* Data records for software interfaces
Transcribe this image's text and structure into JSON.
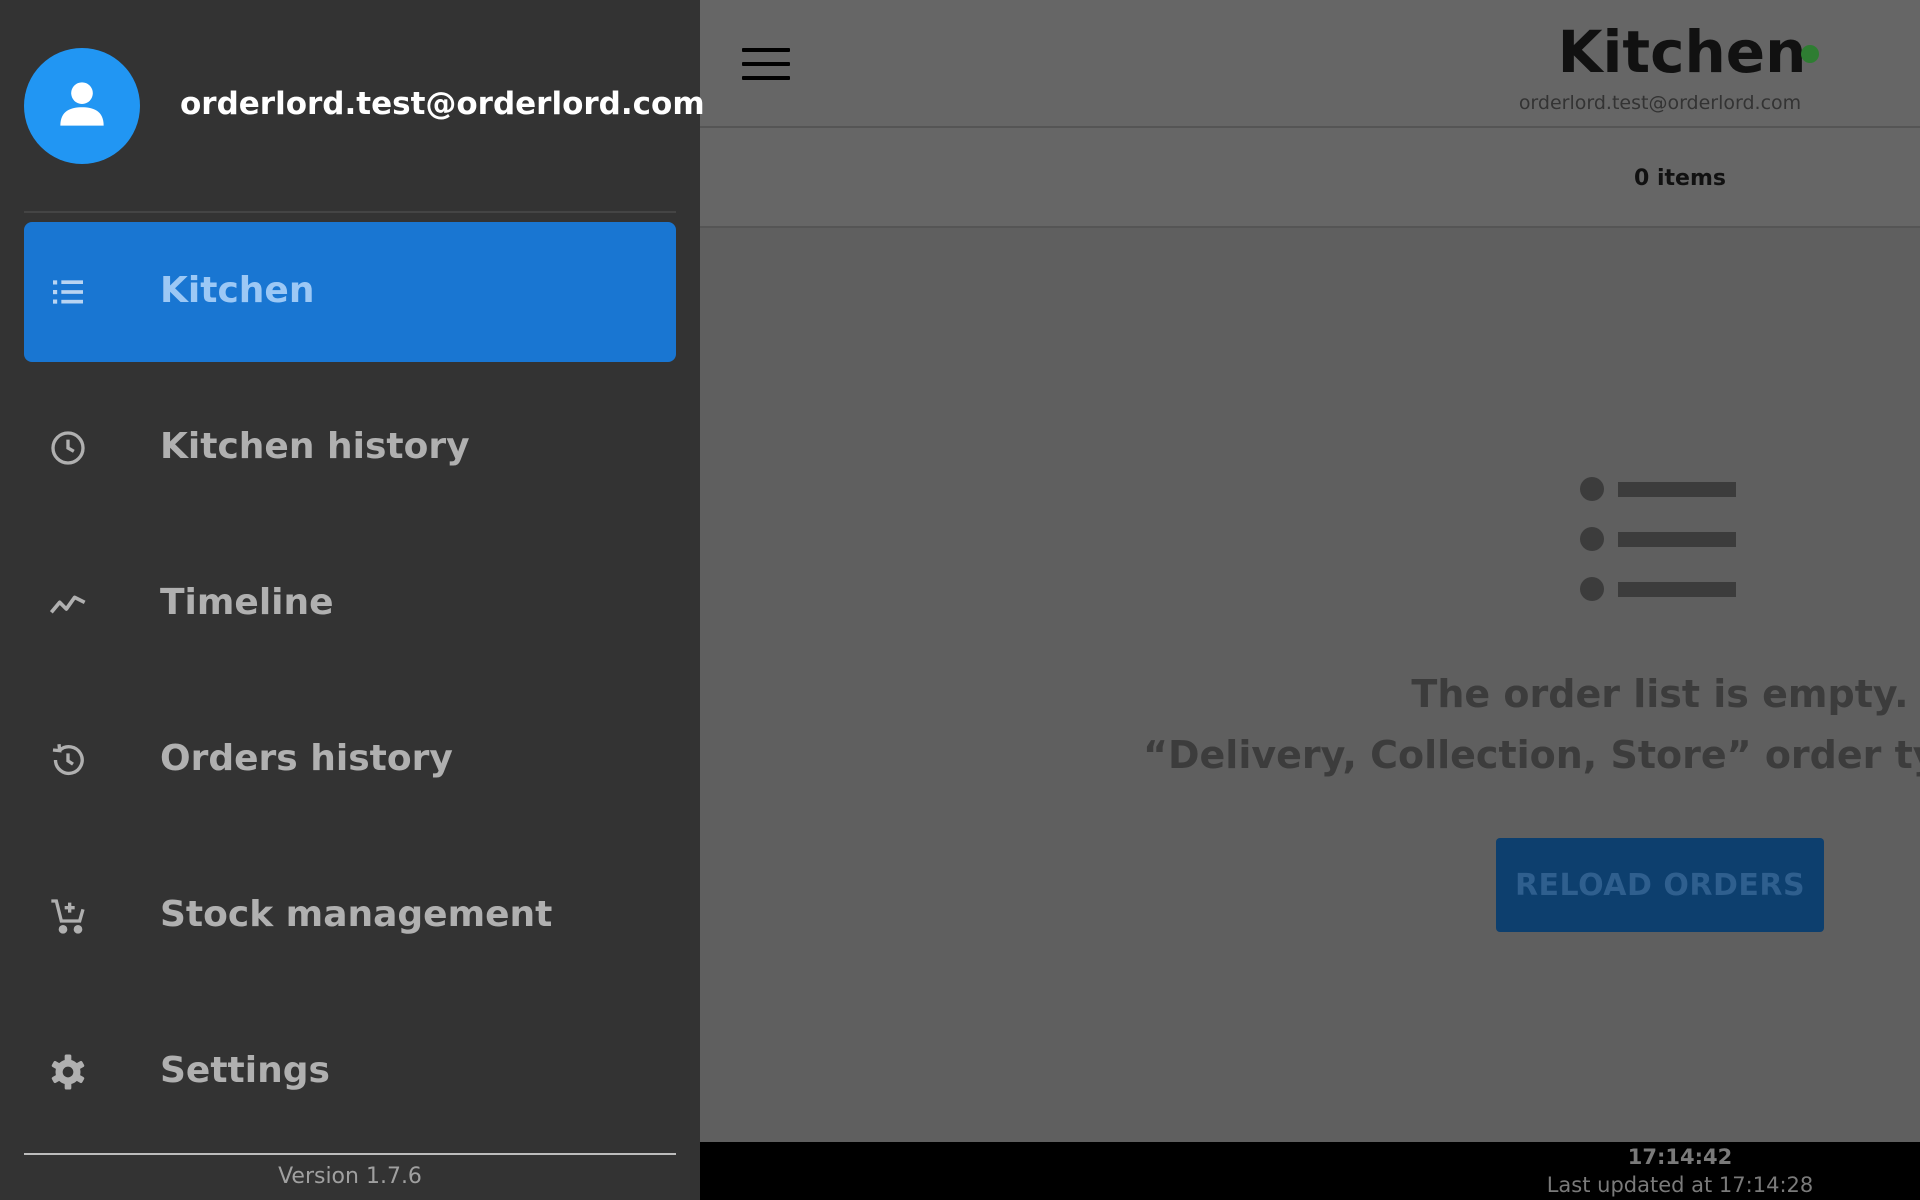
{
  "drawer": {
    "user_email": "orderlord.test@orderlord.com",
    "items": [
      {
        "label": "Kitchen",
        "icon": "list-icon",
        "active": true
      },
      {
        "label": "Kitchen history",
        "icon": "clock-icon",
        "active": false
      },
      {
        "label": "Timeline",
        "icon": "timeline-icon",
        "active": false
      },
      {
        "label": "Orders history",
        "icon": "history-icon",
        "active": false
      },
      {
        "label": "Stock management",
        "icon": "cart-add-icon",
        "active": false
      },
      {
        "label": "Settings",
        "icon": "gear-icon",
        "active": false
      }
    ],
    "version": "Version 1.7.6"
  },
  "appbar": {
    "title": "Kitchen",
    "subtitle": "orderlord.test@orderlord.com",
    "status_color": "#2e7d32"
  },
  "items_bar": {
    "count": "0 items"
  },
  "empty_state": {
    "title": "The order list is empty.",
    "subtitle": "“Delivery, Collection, Store” order types are displayed",
    "button_label": "RELOAD ORDERS"
  },
  "footer": {
    "time": "17:14:42",
    "last_updated": "Last updated at 17:14:28"
  },
  "colors": {
    "drawer_bg": "#333333",
    "accent": "#1976d2",
    "avatar": "#2196f3"
  }
}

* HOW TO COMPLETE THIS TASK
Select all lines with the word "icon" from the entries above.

* ANSWER BOX
        "icon": "list-icon",
        "icon": "clock-icon",
        "icon": "timeline-icon",
        "icon": "history-icon",
        "icon": "cart-add-icon",
        "icon": "gear-icon",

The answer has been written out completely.